== YOUR TASK ==
All lines of the records below that contain the word "Black" must be listed.

##### DATA IN THIS EXERCISE

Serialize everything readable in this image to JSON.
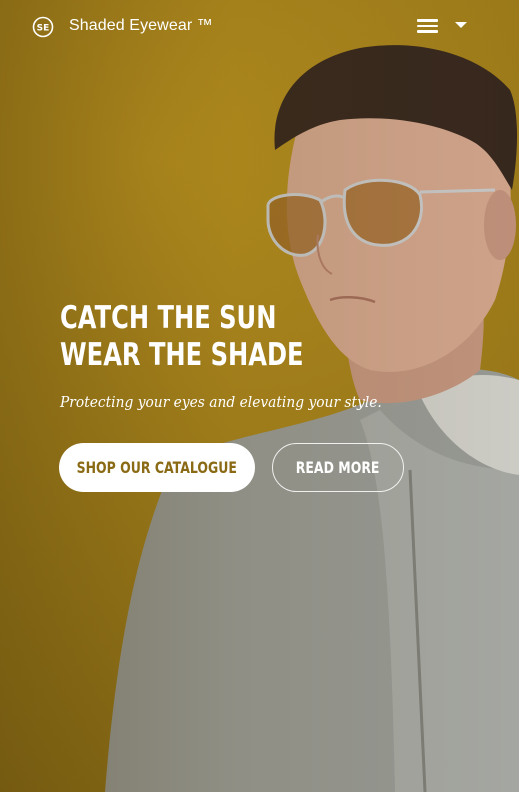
{
  "header": {
    "brand": "Shaded Eyewear ™",
    "logo_icon": "se-monogram-logo",
    "menu_icon": "hamburger-menu-icon",
    "dropdown_icon": "caret-down-icon"
  },
  "hero": {
    "headline_line1": "CATCH THE SUN",
    "headline_line2": "WEAR THE SHADE",
    "tagline": "Protecting your eyes and elevating your style.",
    "primary_button": "SHOP OUR CATALOGUE",
    "secondary_button": "READ MORE"
  },
  "colors": {
    "background": "#b08d20",
    "accent_text": "#8a6a14",
    "text": "#ffffff"
  }
}
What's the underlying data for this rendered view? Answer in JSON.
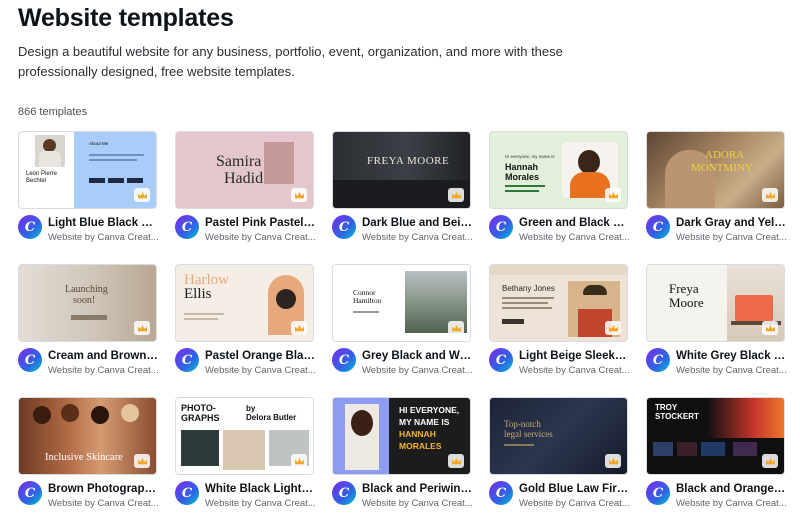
{
  "page": {
    "title": "Website templates",
    "description": "Design a beautiful website for any business, portfolio, event, organization, and more with these professionally designed, free website templates.",
    "count": "866 templates"
  },
  "brand_color": "#7d2ae8",
  "templates": [
    {
      "title": "Light Blue Black an...",
      "subtitle": "Website by Canva Creat...",
      "thumb_text": [
        "Leon Pierre",
        "Bechtel",
        "About Me"
      ]
    },
    {
      "title": "Pastel Pink Pastel B...",
      "subtitle": "Website by Canva Creat...",
      "thumb_text": [
        "Samira",
        "Hadid"
      ]
    },
    {
      "title": "Dark Blue and Beig...",
      "subtitle": "Website by Canva Creat...",
      "thumb_text": [
        "FREYA MOORE"
      ]
    },
    {
      "title": "Green and Black Co...",
      "subtitle": "Website by Canva Creat...",
      "thumb_text": [
        "Hi everyone, my name is",
        "Hannah",
        "Morales"
      ]
    },
    {
      "title": "Dark Gray and Yello...",
      "subtitle": "Website by Canva Creat...",
      "thumb_text": [
        "ADORA",
        "MONTMINY"
      ]
    },
    {
      "title": "Cream and Brown P...",
      "subtitle": "Website by Canva Creat...",
      "thumb_text": [
        "Launching",
        "soon!"
      ]
    },
    {
      "title": "Pastel Orange Black...",
      "subtitle": "Website by Canva Creat...",
      "thumb_text": [
        "Harlow",
        "Ellis"
      ]
    },
    {
      "title": "Grey Black and Whi...",
      "subtitle": "Website by Canva Creat...",
      "thumb_text": [
        "Connor",
        "Hamilton"
      ]
    },
    {
      "title": "Light Beige Sleek an...",
      "subtitle": "Website by Canva Creat...",
      "thumb_text": [
        "Bethany Jones"
      ]
    },
    {
      "title": "White Grey Black Li...",
      "subtitle": "Website by Canva Creat...",
      "thumb_text": [
        "Freya",
        "Moore"
      ]
    },
    {
      "title": "Brown Photographi...",
      "subtitle": "Website by Canva Creat...",
      "thumb_text": [
        "Inclusive Skincare"
      ]
    },
    {
      "title": "White Black Light M...",
      "subtitle": "Website by Canva Creat...",
      "thumb_text": [
        "PHOTO-",
        "GRAPHS",
        "by",
        "Delora Butler"
      ]
    },
    {
      "title": "Black and Periwinkl...",
      "subtitle": "Website by Canva Creat...",
      "thumb_text": [
        "HI EVERYONE,",
        "MY NAME IS",
        "HANNAH",
        "MORALES"
      ]
    },
    {
      "title": "Gold Blue Law Firm ...",
      "subtitle": "Website by Canva Creat...",
      "thumb_text": [
        "Top-notch",
        "legal services"
      ]
    },
    {
      "title": "Black and Orange B...",
      "subtitle": "Website by Canva Creat...",
      "thumb_text": [
        "TROY",
        "STOCKERT"
      ]
    }
  ]
}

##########

== REPLY ==
      "title": "Light Blue Black an...",
      "title": "Green and Black Co...",
      "title": "Pastel Orange Black...",
      "title": "Grey Black and Whi...",
      "title": "White Grey Black Li...",
      "title": "White Black Light M...",
      "title": "Black and Periwinkl...",
      "title": "Black and Orange B...",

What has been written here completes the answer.